“Shared Responsibility”—The Chief Justice Called It a Tax
As nearly everyone in the United States is now aware, beginning in 2014 individuals will be required to obtain health insurance. But how they acquire insurance depends largely on decisions made by employers.
Proposed rules released by the IRS explain how large employers will be assessed if they fail to provide affordable health insurance coverage to their full-time employees and dependents. Understanding the definitions for these terms is key to what the rules do. A “large employer” has more than 50 full-time employees. “Full-time employees” work at least 30 hours per week, but two employees who each work 15 hours per week equal one full-time employee for purposes of the calculation. “Affordable coverage” depends on the employee’s income and the benefits offered, which should exceed an as-yet undefined level of minimum essential coverage. And the benefits must be offered to dependents.
If the “large” employer misses the mark, there is a tax to pay. It is called the “shared responsibility excise tax” and it is assessed if the company’s health insurance plan falls short of the minimum coverage requirements or if the plan costs the employee too much for what is offered. The regulations give employers and the IRS slightly more leeway than a literal interpretation of the Affordable Care Act (ACA) might allow by offering safe harbor shelter in definitions of household income. If an employer is assessed the shared responsibility payment, which can be either $3,000 or $2,000 (the higher amount applies if minimum coverage is not “affordable”), the tax is determined for each employee. That means employers will be obliged to report a broad range of insurance information—e.g., coverage levels, value, affordability, dependents covered—for every individual employee. IRS auditors will at some point have to review the data.
The decision to drop insurance coverage and pay the penalty or continue to play is complicated. It involves calculations and predictions about how to treat higher and lower income workers, the impact of plan design on attracting and retaining a skilled workforce, future overall health insurance costs, and possible changes to the shared responsibility penalties. Estimates of what companies will do vary wildly. In June 2011, a McKinsey survey revealed that 30 percent of respondents said their companies would “definitely” or “probably” drop coverage when the ACA goes into effect in 2014. Around the same time, a survey by the International Foundation of Employee Benefit Plans found only 1 to 3 percent of companies were likely to eliminate healthcare benefits.
As the reality of implementation and the consequences of making major changes in coverage have come into focus, emotion has given way to analysis.

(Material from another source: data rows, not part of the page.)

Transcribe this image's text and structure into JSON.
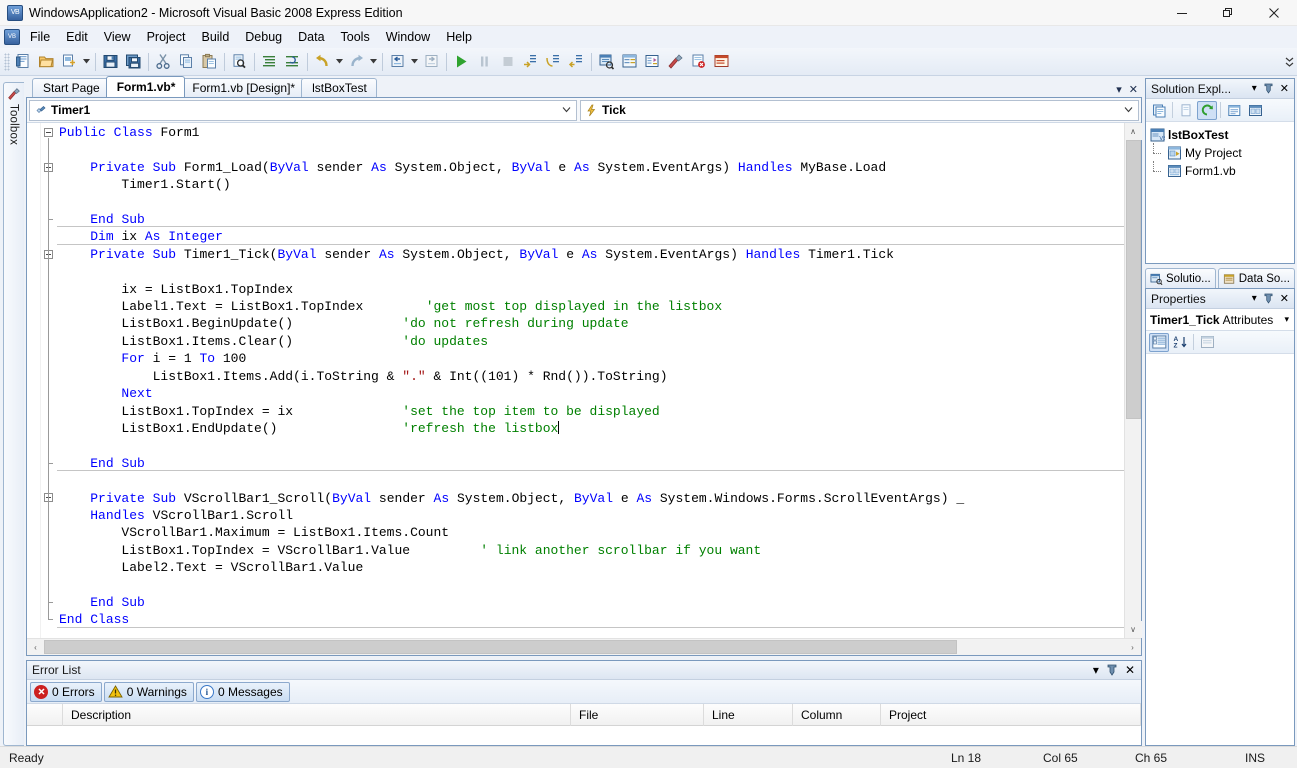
{
  "window": {
    "title": "WindowsApplication2 - Microsoft Visual Basic 2008 Express Edition",
    "app_icon": "visual-basic-icon",
    "minimize": "—",
    "maximize": "❐",
    "close": "✕"
  },
  "menu": {
    "items": [
      "File",
      "Edit",
      "View",
      "Project",
      "Build",
      "Debug",
      "Data",
      "Tools",
      "Window",
      "Help"
    ]
  },
  "toolbar": {
    "buttons": [
      {
        "name": "new-project-icon",
        "title": "New Project"
      },
      {
        "name": "open-file-icon",
        "title": "Open File"
      },
      {
        "name": "add-new-item-icon",
        "title": "Add New Item"
      },
      {
        "name": "save-icon",
        "title": "Save"
      },
      {
        "name": "save-all-icon",
        "title": "Save All"
      },
      {
        "name": "cut-icon",
        "title": "Cut"
      },
      {
        "name": "copy-icon",
        "title": "Copy"
      },
      {
        "name": "paste-icon",
        "title": "Paste"
      },
      {
        "name": "find-icon",
        "title": "Find"
      },
      {
        "name": "comment-icon",
        "title": "Comment"
      },
      {
        "name": "uncomment-icon",
        "title": "Uncomment"
      },
      {
        "name": "undo-icon",
        "title": "Undo"
      },
      {
        "name": "redo-icon",
        "title": "Redo"
      },
      {
        "name": "navigate-backward-icon",
        "title": "Navigate Backward"
      },
      {
        "name": "navigate-forward-icon",
        "title": "Navigate Forward"
      },
      {
        "name": "start-debugging-icon",
        "title": "Start Debugging"
      },
      {
        "name": "break-all-icon",
        "title": "Break All"
      },
      {
        "name": "stop-debugging-icon",
        "title": "Stop Debugging"
      },
      {
        "name": "step-into-icon",
        "title": "Step Into"
      },
      {
        "name": "step-over-icon",
        "title": "Step Over"
      },
      {
        "name": "step-out-icon",
        "title": "Step Out"
      },
      {
        "name": "solution-explorer-icon",
        "title": "Solution Explorer"
      },
      {
        "name": "properties-window-icon",
        "title": "Properties Window"
      },
      {
        "name": "object-browser-icon",
        "title": "Object Browser"
      },
      {
        "name": "toolbox-icon",
        "title": "Toolbox"
      },
      {
        "name": "error-list-icon",
        "title": "Error List"
      },
      {
        "name": "command-window-icon",
        "title": "Command Window"
      }
    ],
    "overflow_label": "»"
  },
  "toolbox_strip": {
    "label": "Toolbox",
    "icon": "toolbox-icon"
  },
  "document_tabs": [
    {
      "label": "Start Page",
      "active": false
    },
    {
      "label": "Form1.vb*",
      "active": true
    },
    {
      "label": "Form1.vb [Design]*",
      "active": false
    },
    {
      "label": "lstBoxTest",
      "active": false
    }
  ],
  "doc_tab_controls": {
    "dropdown": "▾",
    "close": "✕"
  },
  "editor": {
    "class_combo": {
      "value": "Timer1",
      "icon": "class-object-icon",
      "arrow": "⌄"
    },
    "member_combo": {
      "value": "Tick",
      "icon": "event-lightning-icon",
      "arrow": "⌄"
    },
    "code_lines": [
      {
        "n": 1,
        "indent": 0,
        "tokens": [
          [
            "kw",
            "Public"
          ],
          [
            "sp",
            " "
          ],
          [
            "kw",
            "Class"
          ],
          [
            "sp",
            " "
          ],
          [
            "id",
            "Form1"
          ]
        ]
      },
      {
        "n": 2,
        "indent": 0,
        "tokens": []
      },
      {
        "n": 3,
        "indent": 1,
        "tokens": [
          [
            "kw",
            "Private"
          ],
          [
            "sp",
            " "
          ],
          [
            "kw",
            "Sub"
          ],
          [
            "sp",
            " "
          ],
          [
            "id",
            "Form1_Load("
          ],
          [
            "kw",
            "ByVal"
          ],
          [
            "sp",
            " "
          ],
          [
            "id",
            "sender"
          ],
          [
            "sp",
            " "
          ],
          [
            "kw",
            "As"
          ],
          [
            "sp",
            " "
          ],
          [
            "id",
            "System.Object, "
          ],
          [
            "kw",
            "ByVal"
          ],
          [
            "sp",
            " "
          ],
          [
            "id",
            "e"
          ],
          [
            "sp",
            " "
          ],
          [
            "kw",
            "As"
          ],
          [
            "sp",
            " "
          ],
          [
            "id",
            "System.EventArgs) "
          ],
          [
            "kw",
            "Handles"
          ],
          [
            "sp",
            " "
          ],
          [
            "id",
            "MyBase.Load"
          ]
        ]
      },
      {
        "n": 4,
        "indent": 2,
        "tokens": [
          [
            "id",
            "Timer1.Start()"
          ]
        ]
      },
      {
        "n": 5,
        "indent": 0,
        "tokens": []
      },
      {
        "n": 6,
        "indent": 1,
        "tokens": [
          [
            "kw",
            "End"
          ],
          [
            "sp",
            " "
          ],
          [
            "kw",
            "Sub"
          ]
        ]
      },
      {
        "n": 7,
        "indent": 1,
        "tokens": [
          [
            "kw",
            "Dim"
          ],
          [
            "sp",
            " "
          ],
          [
            "id",
            "ix"
          ],
          [
            "sp",
            " "
          ],
          [
            "kw",
            "As"
          ],
          [
            "sp",
            " "
          ],
          [
            "kw",
            "Integer"
          ]
        ]
      },
      {
        "n": 8,
        "indent": 1,
        "tokens": [
          [
            "kw",
            "Private"
          ],
          [
            "sp",
            " "
          ],
          [
            "kw",
            "Sub"
          ],
          [
            "sp",
            " "
          ],
          [
            "id",
            "Timer1_Tick("
          ],
          [
            "kw",
            "ByVal"
          ],
          [
            "sp",
            " "
          ],
          [
            "id",
            "sender"
          ],
          [
            "sp",
            " "
          ],
          [
            "kw",
            "As"
          ],
          [
            "sp",
            " "
          ],
          [
            "id",
            "System.Object, "
          ],
          [
            "kw",
            "ByVal"
          ],
          [
            "sp",
            " "
          ],
          [
            "id",
            "e"
          ],
          [
            "sp",
            " "
          ],
          [
            "kw",
            "As"
          ],
          [
            "sp",
            " "
          ],
          [
            "id",
            "System.EventArgs) "
          ],
          [
            "kw",
            "Handles"
          ],
          [
            "sp",
            " "
          ],
          [
            "id",
            "Timer1.Tick"
          ]
        ]
      },
      {
        "n": 9,
        "indent": 0,
        "tokens": []
      },
      {
        "n": 10,
        "indent": 2,
        "tokens": [
          [
            "id",
            "ix = ListBox1.TopIndex"
          ]
        ]
      },
      {
        "n": 11,
        "indent": 2,
        "tokens": [
          [
            "id",
            "Label1.Text = ListBox1.TopIndex"
          ],
          [
            "pad",
            "        "
          ],
          [
            "cm",
            "'get most top displayed in the listbox"
          ]
        ]
      },
      {
        "n": 12,
        "indent": 2,
        "tokens": [
          [
            "id",
            "ListBox1.BeginUpdate()"
          ],
          [
            "pad",
            "              "
          ],
          [
            "cm",
            "'do not refresh during update"
          ]
        ]
      },
      {
        "n": 13,
        "indent": 2,
        "tokens": [
          [
            "id",
            "ListBox1.Items.Clear()"
          ],
          [
            "pad",
            "              "
          ],
          [
            "cm",
            "'do updates"
          ]
        ]
      },
      {
        "n": 14,
        "indent": 2,
        "tokens": [
          [
            "kw",
            "For"
          ],
          [
            "sp",
            " "
          ],
          [
            "id",
            "i = 1 "
          ],
          [
            "kw",
            "To"
          ],
          [
            "sp",
            " "
          ],
          [
            "id",
            "100"
          ]
        ]
      },
      {
        "n": 15,
        "indent": 3,
        "tokens": [
          [
            "id",
            "ListBox1.Items.Add(i.ToString & "
          ],
          [
            "st",
            "\".\""
          ],
          [
            "id",
            " & Int((101) * Rnd()).ToString)"
          ]
        ]
      },
      {
        "n": 16,
        "indent": 2,
        "tokens": [
          [
            "kw",
            "Next"
          ]
        ]
      },
      {
        "n": 17,
        "indent": 2,
        "tokens": [
          [
            "id",
            "ListBox1.TopIndex = ix"
          ],
          [
            "pad",
            "              "
          ],
          [
            "cm",
            "'set the top item to be displayed"
          ]
        ]
      },
      {
        "n": 18,
        "indent": 2,
        "tokens": [
          [
            "id",
            "ListBox1.EndUpdate()"
          ],
          [
            "pad",
            "                "
          ],
          [
            "cm",
            "'refresh the listbox"
          ],
          [
            "caret",
            ""
          ]
        ]
      },
      {
        "n": 19,
        "indent": 0,
        "tokens": []
      },
      {
        "n": 20,
        "indent": 1,
        "tokens": [
          [
            "kw",
            "End"
          ],
          [
            "sp",
            " "
          ],
          [
            "kw",
            "Sub"
          ]
        ]
      },
      {
        "n": 21,
        "indent": 0,
        "tokens": []
      },
      {
        "n": 22,
        "indent": 1,
        "tokens": [
          [
            "kw",
            "Private"
          ],
          [
            "sp",
            " "
          ],
          [
            "kw",
            "Sub"
          ],
          [
            "sp",
            " "
          ],
          [
            "id",
            "VScrollBar1_Scroll("
          ],
          [
            "kw",
            "ByVal"
          ],
          [
            "sp",
            " "
          ],
          [
            "id",
            "sender"
          ],
          [
            "sp",
            " "
          ],
          [
            "kw",
            "As"
          ],
          [
            "sp",
            " "
          ],
          [
            "id",
            "System.Object, "
          ],
          [
            "kw",
            "ByVal"
          ],
          [
            "sp",
            " "
          ],
          [
            "id",
            "e"
          ],
          [
            "sp",
            " "
          ],
          [
            "kw",
            "As"
          ],
          [
            "sp",
            " "
          ],
          [
            "id",
            "System.Windows.Forms.ScrollEventArgs) _"
          ]
        ]
      },
      {
        "n": 23,
        "indent": 1,
        "tokens": [
          [
            "kw",
            "Handles"
          ],
          [
            "sp",
            " "
          ],
          [
            "id",
            "VScrollBar1.Scroll"
          ]
        ]
      },
      {
        "n": 24,
        "indent": 2,
        "tokens": [
          [
            "id",
            "VScrollBar1.Maximum = ListBox1.Items.Count"
          ]
        ]
      },
      {
        "n": 25,
        "indent": 2,
        "tokens": [
          [
            "id",
            "ListBox1.TopIndex = VScrollBar1.Value"
          ],
          [
            "pad",
            "         "
          ],
          [
            "cm",
            "' link another scrollbar if you want"
          ]
        ]
      },
      {
        "n": 26,
        "indent": 2,
        "tokens": [
          [
            "id",
            "Label2.Text = VScrollBar1.Value"
          ]
        ]
      },
      {
        "n": 27,
        "indent": 0,
        "tokens": []
      },
      {
        "n": 28,
        "indent": 1,
        "tokens": [
          [
            "kw",
            "End"
          ],
          [
            "sp",
            " "
          ],
          [
            "kw",
            "Sub"
          ]
        ]
      },
      {
        "n": 29,
        "indent": 0,
        "tokens": [
          [
            "kw",
            "End"
          ],
          [
            "sp",
            " "
          ],
          [
            "kw",
            "Class"
          ]
        ]
      }
    ],
    "scroll_up": "∧",
    "scroll_down": "∨",
    "scroll_left": "‹",
    "scroll_right": "›"
  },
  "error_list": {
    "title": "Error List",
    "dropdown": "▾",
    "pin": "pin-icon",
    "close": "✕",
    "toggles": [
      {
        "label": "0 Errors",
        "icon": "error-icon",
        "color": "#cc2020"
      },
      {
        "label": "0 Warnings",
        "icon": "warning-icon",
        "color": "#f2c20c"
      },
      {
        "label": "0 Messages",
        "icon": "info-icon",
        "color": "#3a78c8"
      }
    ],
    "columns": [
      "Description",
      "File",
      "Line",
      "Column",
      "Project"
    ],
    "rows": []
  },
  "solution_explorer": {
    "title": "Solution Expl...",
    "dropdown": "▾",
    "pin": "pin-icon",
    "close": "✕",
    "tools": [
      {
        "name": "properties-icon"
      },
      {
        "name": "show-all-files-icon"
      },
      {
        "name": "refresh-icon"
      },
      {
        "name": "view-code-icon"
      },
      {
        "name": "view-designer-icon"
      }
    ],
    "tree": [
      {
        "label": "lstBoxTest",
        "icon": "project-icon",
        "level": 0,
        "bold": true
      },
      {
        "label": "My Project",
        "icon": "my-project-icon",
        "level": 1,
        "bold": false
      },
      {
        "label": "Form1.vb",
        "icon": "form-icon",
        "level": 1,
        "bold": false
      }
    ]
  },
  "dock_tabs": [
    {
      "label": "Solutio...",
      "icon": "solution-explorer-icon",
      "active": true
    },
    {
      "label": "Data So...",
      "icon": "data-sources-icon",
      "active": false
    }
  ],
  "properties": {
    "title": "Properties",
    "dropdown": "▾",
    "pin": "pin-icon",
    "close": "✕",
    "object_name": "Timer1_Tick",
    "object_kind": "Attributes",
    "object_arrow": "▾",
    "tools": [
      {
        "name": "categorized-icon",
        "active": true
      },
      {
        "name": "alphabetical-icon",
        "active": false
      },
      {
        "name": "properties-page-icon",
        "active": false
      }
    ]
  },
  "status_bar": {
    "state": "Ready",
    "line": "Ln 18",
    "col": "Col 65",
    "ch": "Ch 65",
    "mode": "INS"
  },
  "colors": {
    "keyword": "#0000ff",
    "comment": "#008000",
    "string": "#a31515",
    "chrome": "#eef2f8",
    "panel_border": "#7a99bd",
    "accent": "#cfe0f5"
  }
}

The Congressional Budget Office and the staff of the Joint Committee on Taxation have run simulations of nearly every conceivable alternative in an effort to estimate the ultimate budgetary costs of the ACA. Their review examined likely responses by employers and individuals to the mandates to provide and obtain insurance. They modeled the many changes in opportunities and incentives facing employers and employees under the ACA and concluded that implementation would lead to only “a small reduction in employment-based health insurance” by 2019. From the employee’s perspective, it’s easy to see why workers currently receiving health insurance through their employers would prefer to retain that option.

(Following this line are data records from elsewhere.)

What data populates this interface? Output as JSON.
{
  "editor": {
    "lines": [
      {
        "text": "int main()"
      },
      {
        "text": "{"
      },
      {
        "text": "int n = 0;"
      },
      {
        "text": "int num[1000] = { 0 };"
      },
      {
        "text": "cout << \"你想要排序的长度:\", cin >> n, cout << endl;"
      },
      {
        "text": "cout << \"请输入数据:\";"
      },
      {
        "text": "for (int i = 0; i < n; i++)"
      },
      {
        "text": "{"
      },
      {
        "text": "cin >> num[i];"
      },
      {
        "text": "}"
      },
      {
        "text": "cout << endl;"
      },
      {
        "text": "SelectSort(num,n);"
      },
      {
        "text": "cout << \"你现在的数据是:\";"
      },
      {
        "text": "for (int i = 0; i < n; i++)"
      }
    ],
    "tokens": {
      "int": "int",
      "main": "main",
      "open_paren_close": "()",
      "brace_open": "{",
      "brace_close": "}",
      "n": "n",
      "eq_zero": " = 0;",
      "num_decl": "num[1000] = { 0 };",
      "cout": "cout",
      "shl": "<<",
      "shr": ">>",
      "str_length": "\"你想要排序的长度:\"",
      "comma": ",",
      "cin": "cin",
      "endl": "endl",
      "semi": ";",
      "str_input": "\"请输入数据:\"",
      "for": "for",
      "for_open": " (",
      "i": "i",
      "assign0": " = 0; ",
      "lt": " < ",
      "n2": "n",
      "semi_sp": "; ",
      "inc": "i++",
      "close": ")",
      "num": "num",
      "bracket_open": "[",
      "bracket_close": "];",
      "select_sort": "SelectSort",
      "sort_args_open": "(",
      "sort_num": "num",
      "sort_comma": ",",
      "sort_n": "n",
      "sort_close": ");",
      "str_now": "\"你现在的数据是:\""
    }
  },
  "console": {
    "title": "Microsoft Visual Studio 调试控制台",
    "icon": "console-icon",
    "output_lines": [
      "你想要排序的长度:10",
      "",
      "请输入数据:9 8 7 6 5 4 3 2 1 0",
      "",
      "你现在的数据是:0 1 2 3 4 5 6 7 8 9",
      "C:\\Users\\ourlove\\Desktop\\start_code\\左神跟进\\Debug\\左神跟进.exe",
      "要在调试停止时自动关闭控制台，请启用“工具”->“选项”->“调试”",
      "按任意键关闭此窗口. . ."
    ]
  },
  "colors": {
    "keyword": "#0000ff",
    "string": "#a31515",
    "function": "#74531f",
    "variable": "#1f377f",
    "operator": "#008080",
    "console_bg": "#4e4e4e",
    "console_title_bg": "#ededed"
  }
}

As Figures 1 and 2 show, the CBO projects that 78 million people currently receiving employment-based coverage would not be eligible for subsidies in 2016. Moreover, the cost of exchange coverage for workers with incomes over 400 percent of the poverty level would likely exceed that of employer-provided coverage. The current system is a better deal for workers whose employers foot most of the bill for insurance.

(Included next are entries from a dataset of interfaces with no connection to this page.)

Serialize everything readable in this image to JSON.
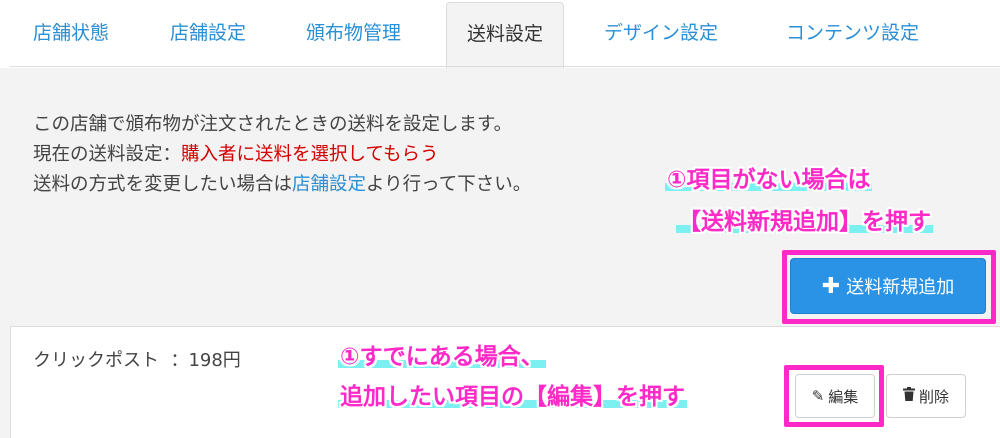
{
  "tabs": [
    {
      "label": "店舗状態"
    },
    {
      "label": "店舗設定"
    },
    {
      "label": "頒布物管理"
    },
    {
      "label": "送料設定"
    },
    {
      "label": "デザイン設定"
    },
    {
      "label": "コンテンツ設定"
    }
  ],
  "description": {
    "line1": "この店舗で頒布物が注文されたときの送料を設定します。",
    "line2_prefix": "現在の送料設定：",
    "line2_value": "購入者に送料を選択してもらう",
    "line3_prefix": "送料の方式を変更したい場合は",
    "line3_link": "店舗設定",
    "line3_suffix": "より行って下さい。"
  },
  "annotations": {
    "top_line1": "①項目がない場合は",
    "top_line2": "【送料新規追加】を押す",
    "bottom_line1": "①すでにある場合、",
    "bottom_line2": "追加したい項目の【編集】を押す",
    "accent_color": "#ff29c7",
    "highlight_color": "#7cf0f0"
  },
  "new_button": {
    "icon": "plus-icon",
    "label": "送料新規追加"
  },
  "shipping_items": [
    {
      "name": "クリックポスト",
      "separator": "：",
      "price": "198円"
    }
  ],
  "item_actions": {
    "edit_icon": "edit-icon",
    "edit_label": "編集",
    "delete_icon": "trash-icon",
    "delete_label": "削除"
  }
}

Many benefits advisory companies have calculators for evaluating different cost scenarios associated with dropping coverage and paying the shared responsibility penalty. Truven Health Analytics, for example, has simulated possible outcomes for several options that employers might consider in lieu of continuing to offer health insurance. The scenarios include:
- Incentives for employees to select exchange-based coverage without imposing additional costs on the company;
- Elimination of healthcare benefits, some compensation for employees, and a 20 percent savings for the employer; and
- Elimination of all healthcare benefits, thereby forcing employees into the exchanges.
The conclusion: savings from shifting employees to the exchanges are an illusion. The excise tax would be a minor consideration compared with the real costs to employers stemming from the need to pay higher compensation to attract the same workforce. The penalty for being a first mover in this case would be onerous.
There may be a third way—a choice between living with the existing system and assuming the risk that abandoning the role as health insurance provider entails. Private benefits exchanges may offer an alternative that can reduce costs and transfer risk to insurers. Conceptually, the approach is not dissimilar from the transformation brought about by the move from defined benefits pensions to defined contribution 401(k) plans. For large companies (more than 100 employees) that moved to health reimbursement accounts only to find them off-limits under the ACA for all but retiree programs, private exchanges such as the one Sears and Darden Restaurants (subscription required) recently joined may be a solution. The key question will be whether an exchange will be deemed a “qualified health plan,” and if it is, whether in the long run the “empowered employee” model really is robust enough to rein in healthcare costs.